* [Dataset rows for apps and sites]
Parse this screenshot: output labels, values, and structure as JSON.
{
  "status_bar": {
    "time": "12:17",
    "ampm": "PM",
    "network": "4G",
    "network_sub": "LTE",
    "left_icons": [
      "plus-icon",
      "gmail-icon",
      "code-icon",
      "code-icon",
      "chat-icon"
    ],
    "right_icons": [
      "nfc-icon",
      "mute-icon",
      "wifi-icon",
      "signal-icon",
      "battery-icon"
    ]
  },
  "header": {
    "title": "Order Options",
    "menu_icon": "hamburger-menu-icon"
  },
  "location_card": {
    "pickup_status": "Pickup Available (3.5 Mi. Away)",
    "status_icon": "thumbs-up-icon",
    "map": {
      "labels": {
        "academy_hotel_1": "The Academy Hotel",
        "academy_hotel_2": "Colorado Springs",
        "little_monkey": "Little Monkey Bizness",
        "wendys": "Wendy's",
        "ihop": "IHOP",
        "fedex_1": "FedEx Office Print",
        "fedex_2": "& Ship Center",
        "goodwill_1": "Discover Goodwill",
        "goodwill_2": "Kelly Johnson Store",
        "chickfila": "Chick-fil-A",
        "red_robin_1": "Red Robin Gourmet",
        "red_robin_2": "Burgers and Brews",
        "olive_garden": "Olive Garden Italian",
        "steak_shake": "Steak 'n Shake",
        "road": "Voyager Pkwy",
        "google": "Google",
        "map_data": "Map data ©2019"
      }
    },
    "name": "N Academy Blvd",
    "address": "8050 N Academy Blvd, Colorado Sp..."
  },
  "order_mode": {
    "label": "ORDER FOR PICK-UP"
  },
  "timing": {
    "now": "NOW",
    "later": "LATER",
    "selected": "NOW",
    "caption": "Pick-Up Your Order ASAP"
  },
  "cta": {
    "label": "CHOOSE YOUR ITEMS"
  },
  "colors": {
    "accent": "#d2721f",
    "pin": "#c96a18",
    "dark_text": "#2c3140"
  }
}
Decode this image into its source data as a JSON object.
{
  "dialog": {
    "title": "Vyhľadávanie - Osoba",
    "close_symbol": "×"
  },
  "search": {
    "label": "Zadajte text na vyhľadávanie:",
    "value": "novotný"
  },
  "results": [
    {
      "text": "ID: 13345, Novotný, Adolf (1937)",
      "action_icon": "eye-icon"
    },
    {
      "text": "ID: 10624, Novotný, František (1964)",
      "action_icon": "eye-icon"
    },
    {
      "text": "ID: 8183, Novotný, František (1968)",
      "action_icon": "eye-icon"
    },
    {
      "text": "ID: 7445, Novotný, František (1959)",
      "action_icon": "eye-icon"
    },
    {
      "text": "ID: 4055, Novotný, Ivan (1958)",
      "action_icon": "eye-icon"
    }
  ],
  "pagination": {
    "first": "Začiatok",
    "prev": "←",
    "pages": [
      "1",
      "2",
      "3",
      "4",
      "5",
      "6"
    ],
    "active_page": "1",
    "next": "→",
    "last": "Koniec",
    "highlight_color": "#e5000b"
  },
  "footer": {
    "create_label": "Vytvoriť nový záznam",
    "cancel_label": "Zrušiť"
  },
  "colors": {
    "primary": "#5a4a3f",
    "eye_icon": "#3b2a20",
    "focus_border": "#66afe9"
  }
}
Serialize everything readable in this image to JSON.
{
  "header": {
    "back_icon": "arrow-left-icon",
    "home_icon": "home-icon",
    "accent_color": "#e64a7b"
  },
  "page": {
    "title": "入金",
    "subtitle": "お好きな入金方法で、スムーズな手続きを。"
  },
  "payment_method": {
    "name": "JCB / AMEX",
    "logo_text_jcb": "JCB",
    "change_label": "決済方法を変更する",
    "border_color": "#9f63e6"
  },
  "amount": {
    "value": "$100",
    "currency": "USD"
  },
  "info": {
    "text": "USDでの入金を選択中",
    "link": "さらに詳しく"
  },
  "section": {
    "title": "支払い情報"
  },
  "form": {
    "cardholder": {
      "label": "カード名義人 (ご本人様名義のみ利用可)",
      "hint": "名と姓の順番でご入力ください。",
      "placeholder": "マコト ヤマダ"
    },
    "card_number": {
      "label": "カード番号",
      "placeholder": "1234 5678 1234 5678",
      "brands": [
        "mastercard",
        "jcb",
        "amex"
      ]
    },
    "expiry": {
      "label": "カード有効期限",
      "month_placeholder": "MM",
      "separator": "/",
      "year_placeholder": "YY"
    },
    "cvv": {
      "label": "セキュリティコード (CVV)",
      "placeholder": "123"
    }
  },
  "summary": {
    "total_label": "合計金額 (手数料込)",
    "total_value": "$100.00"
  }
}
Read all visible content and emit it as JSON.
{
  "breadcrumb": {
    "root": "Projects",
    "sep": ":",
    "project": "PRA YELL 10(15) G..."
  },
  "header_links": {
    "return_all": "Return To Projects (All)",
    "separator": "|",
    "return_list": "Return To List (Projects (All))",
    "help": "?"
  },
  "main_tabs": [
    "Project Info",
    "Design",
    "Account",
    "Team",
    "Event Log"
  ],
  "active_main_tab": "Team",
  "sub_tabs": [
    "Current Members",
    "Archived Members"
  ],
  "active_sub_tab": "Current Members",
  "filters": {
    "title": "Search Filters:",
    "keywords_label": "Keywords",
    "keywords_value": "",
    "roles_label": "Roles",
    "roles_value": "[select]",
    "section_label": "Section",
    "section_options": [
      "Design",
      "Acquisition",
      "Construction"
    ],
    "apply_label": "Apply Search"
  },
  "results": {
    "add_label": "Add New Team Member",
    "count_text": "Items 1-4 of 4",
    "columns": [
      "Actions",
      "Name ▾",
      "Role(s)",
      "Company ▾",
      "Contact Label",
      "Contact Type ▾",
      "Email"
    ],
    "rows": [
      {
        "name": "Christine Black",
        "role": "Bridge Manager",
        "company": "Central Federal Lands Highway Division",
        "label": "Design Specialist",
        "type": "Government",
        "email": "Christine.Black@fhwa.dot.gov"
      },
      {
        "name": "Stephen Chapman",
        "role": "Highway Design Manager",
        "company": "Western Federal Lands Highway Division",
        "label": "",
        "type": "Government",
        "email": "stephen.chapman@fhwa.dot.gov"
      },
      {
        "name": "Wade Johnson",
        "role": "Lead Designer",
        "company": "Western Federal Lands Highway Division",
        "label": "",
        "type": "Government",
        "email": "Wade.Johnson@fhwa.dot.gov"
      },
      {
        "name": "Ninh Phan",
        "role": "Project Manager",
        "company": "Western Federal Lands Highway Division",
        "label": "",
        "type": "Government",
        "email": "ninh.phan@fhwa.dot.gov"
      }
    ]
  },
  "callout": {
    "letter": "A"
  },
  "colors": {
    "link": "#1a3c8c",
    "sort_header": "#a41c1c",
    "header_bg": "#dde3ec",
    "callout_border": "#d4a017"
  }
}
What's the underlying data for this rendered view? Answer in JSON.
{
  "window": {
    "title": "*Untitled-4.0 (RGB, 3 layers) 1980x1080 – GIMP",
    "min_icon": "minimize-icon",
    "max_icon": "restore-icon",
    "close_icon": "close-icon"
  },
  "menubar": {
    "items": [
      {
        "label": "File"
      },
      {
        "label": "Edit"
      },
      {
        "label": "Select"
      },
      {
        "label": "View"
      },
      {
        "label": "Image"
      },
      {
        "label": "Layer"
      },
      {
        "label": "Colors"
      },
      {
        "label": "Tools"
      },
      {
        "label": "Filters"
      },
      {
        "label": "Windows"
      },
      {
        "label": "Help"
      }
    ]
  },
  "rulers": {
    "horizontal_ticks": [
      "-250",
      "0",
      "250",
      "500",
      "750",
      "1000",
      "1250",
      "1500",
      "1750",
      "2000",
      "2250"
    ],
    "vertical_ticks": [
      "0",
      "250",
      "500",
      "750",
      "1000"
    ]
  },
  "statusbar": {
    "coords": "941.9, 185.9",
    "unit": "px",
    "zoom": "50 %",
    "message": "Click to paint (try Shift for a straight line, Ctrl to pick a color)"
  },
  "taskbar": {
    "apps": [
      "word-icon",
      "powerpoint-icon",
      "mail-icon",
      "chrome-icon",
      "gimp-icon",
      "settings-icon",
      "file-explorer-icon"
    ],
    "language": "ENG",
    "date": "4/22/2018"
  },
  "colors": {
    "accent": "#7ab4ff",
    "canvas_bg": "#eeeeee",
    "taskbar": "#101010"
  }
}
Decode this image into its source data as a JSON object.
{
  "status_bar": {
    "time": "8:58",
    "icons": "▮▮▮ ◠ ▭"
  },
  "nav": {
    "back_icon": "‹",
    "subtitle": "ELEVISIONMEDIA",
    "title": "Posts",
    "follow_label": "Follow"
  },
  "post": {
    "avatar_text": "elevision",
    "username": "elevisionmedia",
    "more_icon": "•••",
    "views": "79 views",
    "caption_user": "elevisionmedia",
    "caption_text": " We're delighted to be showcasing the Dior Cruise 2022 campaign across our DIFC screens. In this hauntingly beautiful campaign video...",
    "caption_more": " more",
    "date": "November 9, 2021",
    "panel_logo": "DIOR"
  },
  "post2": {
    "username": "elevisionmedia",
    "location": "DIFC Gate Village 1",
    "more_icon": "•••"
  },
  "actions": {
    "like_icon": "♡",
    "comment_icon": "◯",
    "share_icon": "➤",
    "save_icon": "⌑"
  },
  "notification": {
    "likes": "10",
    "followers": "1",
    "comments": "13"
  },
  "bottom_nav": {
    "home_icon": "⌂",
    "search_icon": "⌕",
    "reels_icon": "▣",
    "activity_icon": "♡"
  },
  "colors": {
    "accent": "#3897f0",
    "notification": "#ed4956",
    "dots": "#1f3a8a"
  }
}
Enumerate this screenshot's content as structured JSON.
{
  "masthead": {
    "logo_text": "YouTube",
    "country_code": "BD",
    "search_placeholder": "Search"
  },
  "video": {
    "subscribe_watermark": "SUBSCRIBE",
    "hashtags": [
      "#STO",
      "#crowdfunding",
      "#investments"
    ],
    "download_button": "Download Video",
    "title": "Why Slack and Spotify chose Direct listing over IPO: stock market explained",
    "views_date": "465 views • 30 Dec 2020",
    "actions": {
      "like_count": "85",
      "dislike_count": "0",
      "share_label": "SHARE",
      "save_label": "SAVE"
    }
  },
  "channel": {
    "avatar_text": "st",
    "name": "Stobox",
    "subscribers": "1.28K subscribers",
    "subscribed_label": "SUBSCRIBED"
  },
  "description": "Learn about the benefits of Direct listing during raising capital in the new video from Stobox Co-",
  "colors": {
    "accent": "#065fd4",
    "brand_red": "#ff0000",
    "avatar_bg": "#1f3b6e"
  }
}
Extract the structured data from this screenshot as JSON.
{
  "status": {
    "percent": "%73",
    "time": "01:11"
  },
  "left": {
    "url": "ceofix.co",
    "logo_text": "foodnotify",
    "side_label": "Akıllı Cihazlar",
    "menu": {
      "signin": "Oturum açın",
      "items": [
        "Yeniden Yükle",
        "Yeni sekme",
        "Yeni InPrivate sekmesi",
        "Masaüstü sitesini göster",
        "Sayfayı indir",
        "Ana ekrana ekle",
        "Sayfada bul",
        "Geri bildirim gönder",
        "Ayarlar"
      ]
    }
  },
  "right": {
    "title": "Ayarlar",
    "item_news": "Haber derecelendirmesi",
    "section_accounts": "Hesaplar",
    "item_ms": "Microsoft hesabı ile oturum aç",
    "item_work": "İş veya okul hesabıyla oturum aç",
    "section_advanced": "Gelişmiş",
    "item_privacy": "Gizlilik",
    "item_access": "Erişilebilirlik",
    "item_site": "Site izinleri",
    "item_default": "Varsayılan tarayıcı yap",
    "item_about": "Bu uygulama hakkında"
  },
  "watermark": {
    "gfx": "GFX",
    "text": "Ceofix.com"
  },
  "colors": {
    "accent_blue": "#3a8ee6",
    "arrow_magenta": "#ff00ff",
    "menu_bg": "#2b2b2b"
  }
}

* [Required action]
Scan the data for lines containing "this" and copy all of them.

* [Completed exercise]
Parse this screenshot: output labels, values, and structure as JSON.
Decode this image into its source data as a JSON object.
Serialize everything readable in this image to JSON.
What's the underlying data for this rendered view? Answer in JSON.
Decode this image into its source data as a JSON object.
    "caption_text": " We're delighted to be showcasing the Dior Cruise 2022 campaign across our DIFC screens. In this hauntingly beautiful campaign video...",
Enumerate this screenshot's content as structured JSON.
Extract the structured data from this screenshot as JSON.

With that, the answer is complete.